14/12/2014 15:21 GMT | Updated 13/02/2015 05:59 GMT

Easy Drunken Amaretto Mini Mince Pie Recipe


Image by Holly Bell

Look away now if you don't like marzipan. Please, just go somewhere else. I have plenty of other recipes on this site to peruse.

Now marzipan is polarising, like Marmite, letting children play with toy guns or indeed taking the last good Roses chocolate. These mini mince pies (using this tin before everyone starts to message me asking which tin I like best. I am learning guys, I really am, albeit slowly) have a double dose of flaked almonds and Amaretto in the mincemeat and a marzipan star on the top. They're an almond lovers dream. Teeny triple almond injections. I adore them. I hope you do too. Of course you can make them in a larger holed tin if you like.

FYI: Eat within three days or you'll be pleased to hear these freeze well. Open freeze for two hours then store in freezer bags. Defrost at room temperature for two hours or pop straight back into the tin and warm at 140C/gas mark three until warmed through. Serve warm with mulled wine. Or cold with prosecco. Or just with tea.

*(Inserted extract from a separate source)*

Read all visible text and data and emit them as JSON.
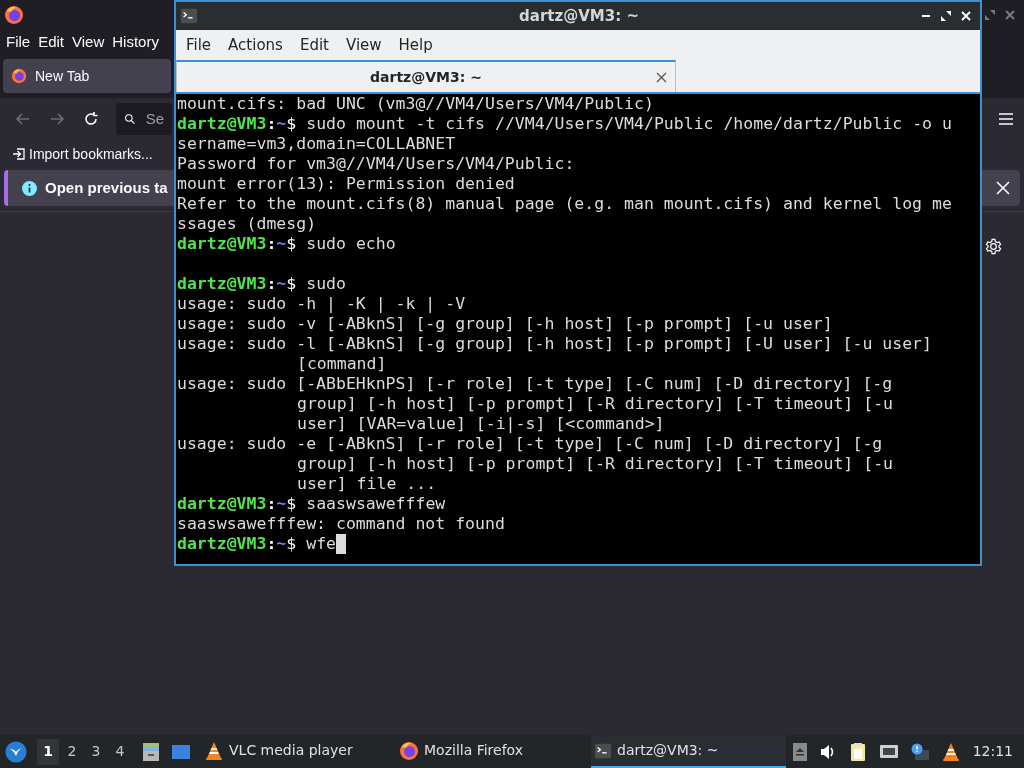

Makes 36 minis or 24 regular size


  • 250g plain flour, plus extra for rolling
  • 50g icing sugar
  • 1 tsp cinnamon
  • 125g cold butter, cubed
  • 1 large egg, beaten
  • about 450g mincemeat
  • 100g flaked almonds
  • 3 tbsp Amaretto
  • 150g marzipan
  • Icing sugar for rolling and to dust


Make the pastry in the food processor by pulsing the flour, icing sugar and cinnamon together. Add the butter and pulse again until you have a fine breadcrumb consistency. Add the egg and pulse a few times until the pastry starts to form clumps. Do not keep processing until you have one mass or you will have overworked the pastry and it'll be as tough as old boots. Use your hands to carefully scoop the pastry into a ball and then wrap in clingfilm and chill for 1 hour. (Alternatively you can make by hand - simply mix the dry ingredients, rub in the butter with your fingertips until you have breadcrumbs, then add the egg and pull together with a blunt knife).

Prepare your filling by mixing together the mincemeat, booze and flaked almonds. Of course you could add whatever you fancy. Paul Hollywood likes adding fresh clementines to his mince pies, Nigella I seem to recall likes cranberries - just do as you wish. And if you happen to hate almonds and are still reading (why? why?!) then yes you can use another type of booze, a substitute nut and nothing on the top.

Dredge your worksurface and rolling pin with flour and roll the pastry out to a thickness of about 3mm - try not to use a see saw motion, instead roll away from yourself and then turn the pastry by 90 degrees with each turn. I have done a video of rolling pastry correctly (not for mince pies I hasten to add) here. Cut circles using a 7cm cutter (9cm for regular sized mince pies) and push gently into the holes in the tin. Add a headed teaspoon of filling, then roll and repeat until the tin is full. Any remnants of pastry collect for the next batch (though these won't be as tender due to re-rolling - save these for people you love a little less) and wrap in clingfilm and pop in the fridge.

Roll the marzipan as you did the pastry, using icing sugar instead of flour to stop is sticking. Use a small star cutter about 3cm across (like this one) to cut a star to top each pie. Bake in a preheated oven at 180C/gas mark 4 for about 15 - 20 minutes though do check to ensure your pastry isn't burning. They should be lightly browned when ready and the pies should ease out of the tin to be cooled on a wire rack. Whilst cooling, dredge with icing sugar. Use a small sieve if you have one though I am a fan of a tea infuser for this purpose.

A word of warning about filling spillage. If it does ooze over the sides of the pies then you must get the baked pies out of the tins ASAP. Do not let them cool - this involves risking mincemeat burn in the process, for boiling hot mincemeat does smart when it touches your fingertips. If you leave them to cool, they weld to the tin and have to be chipped out using DIY instruments. If this happens don't cry (I have in years gone by), just crumble the remains all up in a dish and either eat or stir into slightly softened vanilla ice-cream. Then tell everyone on Christmas Day you made festive ice cream to go with the Christmas Pudding. Eat your heart Nigella.

After the first 24 are made, you'll need to wash your tin, let it cool (don't put pastry into a warm tin) and start the whole process again to make 12 more little pies. Or you could buy two tins.

NB: You may have a few bits of pastry left. Discard. Thrice rolled pastry is not a wonderful thing.

Merry Christmas!

Holly blogs at Recipes from a Normal Mum

Her first book is out now, also called Recipes from a Normal Mum